 AU Assembly/AU/Dec 590 (XXVI) 30 – 31 January 2016.
 LR Hefler ‘Terminating treaties’ in D Hollis (ed) The Oxford guide to treaties (2012) 636.
 United Nations, Final clauses of multilateral treaties handbook (2003) 109.
 Constitutive Act of the African Union, OAU Doc CAB/LEG/23.15 (2001) (entered into force 26 May 2001) art 4(o).
 Protocol on Amendments to the Protocol on the Statute of the African Court of Justice and Human Rights, Assembly/AU/Dec.529(XXIII) (2014).
 Constitutive Act of the African Union, OAU Doc CAB/LEG/23.15 (2001) (entered into force 26 May 2001) art 3(f) & (h).
 SM Makinda & FW Okumu The African Union: Challenges of globalisqtion, security and governance (2008) 2.

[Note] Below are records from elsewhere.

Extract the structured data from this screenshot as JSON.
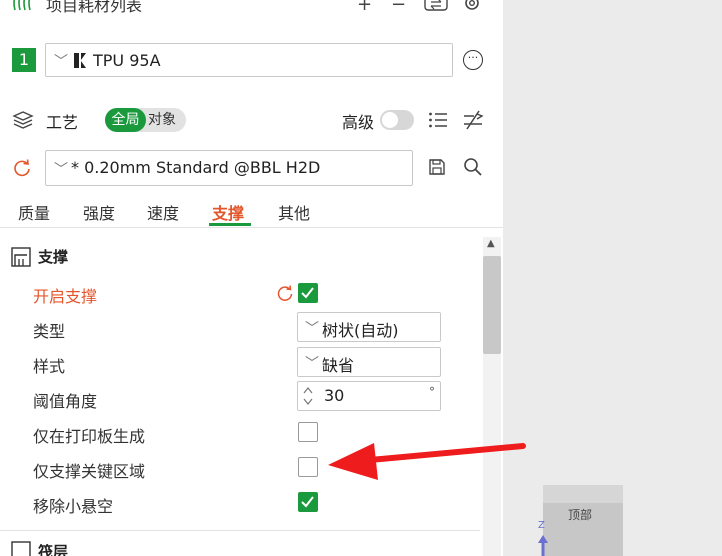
{
  "header": {
    "title": "项目耗材列表",
    "icons": [
      "filament-spool-icon",
      "add-icon",
      "remove-icon",
      "sync-icon",
      "gear-icon"
    ]
  },
  "filament": {
    "slot_number": "1",
    "name": "TPU 95A",
    "color": "#1a9a3c"
  },
  "process": {
    "title": "工艺",
    "scope_global": "全局",
    "scope_object": "对象",
    "advanced_label": "高级",
    "advanced_enabled": false
  },
  "preset": {
    "name": "* 0.20mm Standard @BBL H2D"
  },
  "tabs": [
    {
      "label": "质量",
      "active": false
    },
    {
      "label": "强度",
      "active": false
    },
    {
      "label": "速度",
      "active": false
    },
    {
      "label": "支撑",
      "active": true
    },
    {
      "label": "其他",
      "active": false
    }
  ],
  "support_section": {
    "title": "支撑",
    "enable_support": {
      "label": "开启支撑",
      "checked": true,
      "modified": true
    },
    "type": {
      "label": "类型",
      "value": "树状(自动)"
    },
    "style": {
      "label": "样式",
      "value": "缺省"
    },
    "threshold_angle": {
      "label": "阈值角度",
      "value": "30",
      "unit": "°"
    },
    "on_build_plate_only": {
      "label": "仅在打印板生成",
      "checked": false
    },
    "critical_regions_only": {
      "label": "仅支撑关键区域",
      "checked": false
    },
    "remove_small_overhangs": {
      "label": "移除小悬空",
      "checked": true
    }
  },
  "raft_section": {
    "title": "筏层"
  },
  "view_cube": {
    "top_label": "顶部",
    "axis_label": "Z"
  },
  "colors": {
    "accent_green": "#1a9a3c",
    "accent_orange": "#e4562b",
    "annotation_red": "#ee1c1c"
  }
}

 D Deya ‘Worth the wait: Pushing for the African court to exercise jurisdiction for international crimes’ 2012 http://www.osisa.org/openspace/regional/african-court-worth-wait (accessed 22 October 2016).

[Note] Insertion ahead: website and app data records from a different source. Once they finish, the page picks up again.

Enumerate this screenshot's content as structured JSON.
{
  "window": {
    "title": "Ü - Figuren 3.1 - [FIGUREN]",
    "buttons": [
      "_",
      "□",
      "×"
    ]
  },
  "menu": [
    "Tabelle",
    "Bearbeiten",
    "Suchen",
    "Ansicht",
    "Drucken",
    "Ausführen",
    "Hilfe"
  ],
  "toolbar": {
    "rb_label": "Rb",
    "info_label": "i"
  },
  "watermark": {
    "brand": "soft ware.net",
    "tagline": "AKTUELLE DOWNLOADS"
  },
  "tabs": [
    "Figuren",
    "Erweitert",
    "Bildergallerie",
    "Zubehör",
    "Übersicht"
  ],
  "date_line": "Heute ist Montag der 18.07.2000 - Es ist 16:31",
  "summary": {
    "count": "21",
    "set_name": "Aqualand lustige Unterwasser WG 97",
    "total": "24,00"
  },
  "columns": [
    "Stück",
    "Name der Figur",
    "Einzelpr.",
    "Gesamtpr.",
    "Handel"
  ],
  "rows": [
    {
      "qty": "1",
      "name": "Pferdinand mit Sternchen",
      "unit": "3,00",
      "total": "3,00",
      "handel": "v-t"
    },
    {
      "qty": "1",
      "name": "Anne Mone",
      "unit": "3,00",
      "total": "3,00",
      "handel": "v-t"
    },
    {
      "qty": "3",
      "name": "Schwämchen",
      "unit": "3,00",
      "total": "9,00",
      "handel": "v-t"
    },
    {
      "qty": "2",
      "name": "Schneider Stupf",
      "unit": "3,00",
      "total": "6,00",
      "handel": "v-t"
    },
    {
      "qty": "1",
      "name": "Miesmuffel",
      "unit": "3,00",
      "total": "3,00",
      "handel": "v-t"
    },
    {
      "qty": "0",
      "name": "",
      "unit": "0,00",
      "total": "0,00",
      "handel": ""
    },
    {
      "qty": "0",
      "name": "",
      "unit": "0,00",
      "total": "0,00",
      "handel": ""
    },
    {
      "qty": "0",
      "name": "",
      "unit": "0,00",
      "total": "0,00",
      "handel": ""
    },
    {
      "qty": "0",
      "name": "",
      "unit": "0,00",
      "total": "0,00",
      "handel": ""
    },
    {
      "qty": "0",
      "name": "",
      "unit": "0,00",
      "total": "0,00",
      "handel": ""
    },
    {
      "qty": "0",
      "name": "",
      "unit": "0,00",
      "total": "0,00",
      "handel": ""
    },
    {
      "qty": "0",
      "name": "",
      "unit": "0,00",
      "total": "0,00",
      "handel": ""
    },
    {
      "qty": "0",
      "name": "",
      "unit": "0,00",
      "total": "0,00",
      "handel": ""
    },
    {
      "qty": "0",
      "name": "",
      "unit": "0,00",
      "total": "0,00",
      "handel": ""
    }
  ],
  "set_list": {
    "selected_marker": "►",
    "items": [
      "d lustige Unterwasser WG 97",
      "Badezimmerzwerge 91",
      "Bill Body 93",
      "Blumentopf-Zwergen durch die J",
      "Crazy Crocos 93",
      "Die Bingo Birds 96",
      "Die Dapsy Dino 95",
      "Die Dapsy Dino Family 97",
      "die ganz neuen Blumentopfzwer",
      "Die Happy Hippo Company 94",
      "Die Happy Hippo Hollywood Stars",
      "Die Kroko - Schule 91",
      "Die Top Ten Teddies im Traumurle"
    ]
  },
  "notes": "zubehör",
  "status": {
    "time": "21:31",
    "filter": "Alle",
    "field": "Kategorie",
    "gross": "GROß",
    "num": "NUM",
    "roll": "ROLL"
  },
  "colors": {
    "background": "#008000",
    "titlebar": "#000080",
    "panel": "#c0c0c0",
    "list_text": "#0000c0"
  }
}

 African Charter on Human and Peoples’ Rights, CAB/LEG/67/3 rev 5, 21 ILM 58 (1981) art 23.
 JE Alvarez ‘Crimes of hate/crimes of state: Lessons from Rwanda’ (1993) 23 Yale Journal of International Law 365 375.

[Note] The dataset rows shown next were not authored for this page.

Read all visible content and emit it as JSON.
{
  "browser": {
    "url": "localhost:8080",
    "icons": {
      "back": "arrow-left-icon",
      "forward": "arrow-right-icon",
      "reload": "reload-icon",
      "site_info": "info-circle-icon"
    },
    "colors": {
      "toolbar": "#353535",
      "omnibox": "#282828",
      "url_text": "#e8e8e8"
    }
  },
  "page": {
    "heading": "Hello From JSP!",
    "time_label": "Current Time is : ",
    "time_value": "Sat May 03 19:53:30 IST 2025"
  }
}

 as above.
 F Jessberger ‘International v. national prosecution of international crimes’ in A Cassese (ed) The Oxford companion to international criminal justice (2009) 208.
 Policy Paper on Case Selection and Prioritisation of the Office of the Prosecutor of the International Criminal Court (15 September 2006) part 5; Regulations of the Office of the Prosecutor of the International Criminal Court, ICC-BD/05-01-09 (2009) reg 34(1).
 Peter Kipkemboi Rutto v Republic  eKLR.
 J Goldston ‘International justice institutions under threat” (07 March 2012) 90 http://www.osisa.org/openspace/global/international-justice-institutions-under-threat-james-goldston (accessed 22 October 2016).
 Protocol on Amendments to the Protocol on the Statute of the African Court of Justice and Human Rights, Assembly/AU/Dec.529(XXIII) (2014), art 46A bis.
 C Gevers, ‘A beginner’s guide to international criminal law’ http://www.osisa.org/openspace/global/beginners-guide-international-criminal-law-chris-gevers (accessed 22 October 2016).
About the Author
Owiso Owiso is an Advocate of the High Court of Kenya and is currently pursuing an LLM in Human Rights and Democratisation in Africa at the Centre for Human Rights, University of Pretoria. His interests are human rights, transitional justice and governance.